Mile 7: After one circuit of the park and some, we were finally out and in Times Square. This turned out to be my favourite part of the run. The road widened so there was more space to run and there was a lot of energy with all the crowd support and the bands playing all kinds of music. (I think the fact the I took a Gu-gel before I exited the park also helped with the energy levels). People were friendly and waving, there were Asha volunteers to high-five along the way and Nilesh had caught up with me so I also had a running buddy. The 10K point went by super quick.
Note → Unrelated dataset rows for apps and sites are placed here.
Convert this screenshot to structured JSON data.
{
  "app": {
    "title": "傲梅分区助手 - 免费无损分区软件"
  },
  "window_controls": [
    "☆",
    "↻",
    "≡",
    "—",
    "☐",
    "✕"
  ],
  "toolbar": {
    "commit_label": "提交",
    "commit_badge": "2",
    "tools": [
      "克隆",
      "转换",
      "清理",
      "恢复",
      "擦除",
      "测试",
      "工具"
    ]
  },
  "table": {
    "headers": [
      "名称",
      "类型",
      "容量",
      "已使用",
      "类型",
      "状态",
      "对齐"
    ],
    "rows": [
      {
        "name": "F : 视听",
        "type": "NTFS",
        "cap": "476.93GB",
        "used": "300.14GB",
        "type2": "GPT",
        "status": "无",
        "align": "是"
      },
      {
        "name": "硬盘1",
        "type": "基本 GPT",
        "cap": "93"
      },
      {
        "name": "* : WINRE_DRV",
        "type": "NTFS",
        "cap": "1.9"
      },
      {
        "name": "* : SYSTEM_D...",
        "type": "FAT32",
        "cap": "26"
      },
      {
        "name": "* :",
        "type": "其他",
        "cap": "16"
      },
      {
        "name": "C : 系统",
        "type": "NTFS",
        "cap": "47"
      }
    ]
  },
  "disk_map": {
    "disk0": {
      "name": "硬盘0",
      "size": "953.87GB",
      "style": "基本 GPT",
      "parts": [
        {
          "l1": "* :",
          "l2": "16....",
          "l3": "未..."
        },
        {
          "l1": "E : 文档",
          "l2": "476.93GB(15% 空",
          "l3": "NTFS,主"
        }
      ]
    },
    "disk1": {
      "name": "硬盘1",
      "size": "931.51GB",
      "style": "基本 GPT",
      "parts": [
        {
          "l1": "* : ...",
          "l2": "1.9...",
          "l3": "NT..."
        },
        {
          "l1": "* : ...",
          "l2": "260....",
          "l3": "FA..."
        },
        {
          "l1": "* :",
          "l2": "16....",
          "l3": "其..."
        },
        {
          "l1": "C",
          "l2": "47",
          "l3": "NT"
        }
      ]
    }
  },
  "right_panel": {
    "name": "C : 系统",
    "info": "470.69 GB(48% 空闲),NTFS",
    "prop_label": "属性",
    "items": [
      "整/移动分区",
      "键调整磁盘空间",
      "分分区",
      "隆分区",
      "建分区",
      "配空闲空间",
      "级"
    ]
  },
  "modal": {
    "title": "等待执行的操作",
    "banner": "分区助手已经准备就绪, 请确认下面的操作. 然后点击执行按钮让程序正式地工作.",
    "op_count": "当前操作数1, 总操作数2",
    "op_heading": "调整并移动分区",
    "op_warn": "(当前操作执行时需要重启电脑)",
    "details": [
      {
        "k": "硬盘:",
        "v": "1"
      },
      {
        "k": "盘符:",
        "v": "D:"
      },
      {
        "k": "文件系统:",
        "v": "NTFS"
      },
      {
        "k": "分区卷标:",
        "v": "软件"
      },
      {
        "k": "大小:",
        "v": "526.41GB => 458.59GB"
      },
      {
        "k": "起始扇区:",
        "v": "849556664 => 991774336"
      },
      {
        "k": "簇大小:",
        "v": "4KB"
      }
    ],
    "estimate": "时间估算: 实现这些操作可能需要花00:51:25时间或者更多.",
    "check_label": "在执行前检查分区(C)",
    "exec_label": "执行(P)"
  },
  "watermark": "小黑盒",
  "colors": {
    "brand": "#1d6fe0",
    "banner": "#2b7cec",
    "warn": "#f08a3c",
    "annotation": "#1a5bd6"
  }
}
I made sure I waved at whichever brightroom camera I could spot along the way, since Kray and his giant camera were nowhere to be seen :) We seemed to be going strong and we knew that there would be a cheering squad at the 10 mile point so that was definitely something to look forward to. I was starting to feel the heat and went straight for the misting station as soon as I spotted it.
15K : As we turned on to the West Side Highway, I spotted the 15K sign and a cheering squad led by Jess. She high-fived us with a cheering, "Take it home, guys!" From there on, I figured it was another 5K, I would finish eventually. The last 5K turned out to be harder than I had thought. It was getting hotter, and there was no tree cover. We were on the West Side Highway and I should have seen the river on my right, but I have no recollection of it. My thighs were starting to complain and I was just focussing on getting from one water station to the next. I was drinking Gatorade for some energy but after two Gatorade stops I was feeling full so I had to stop. Nilesh went ahead, I could still see him but I had no real desire to try and catch up. From Mile 11 to Mile 12 seemed like a while. After a seemingly long time, I finally hit the finish line. The gun time was - 2:26:13, better than the gun time on my previous Half-Marathons in Mumbai. Gratefully took a cup of Gatorade from Abhishek at the finish line and slowly meandered through grabbing a cold towel and some pretzels. Eventually found other people, including Coach Uli. From there on, it was all over but the posing for pictures and grinning inanely at having finished another Half-marathon!
I'm mostly recovered from the race, navigating stairs was a little difficult for a few days. But, the real challenge starts now. As my mentor put it, 'Film abhi baaki hai! ' I've run this long before, from now on as my runs get longer, I'll be running distances I've never run before. I'm a little nervous, let's see how things go from here!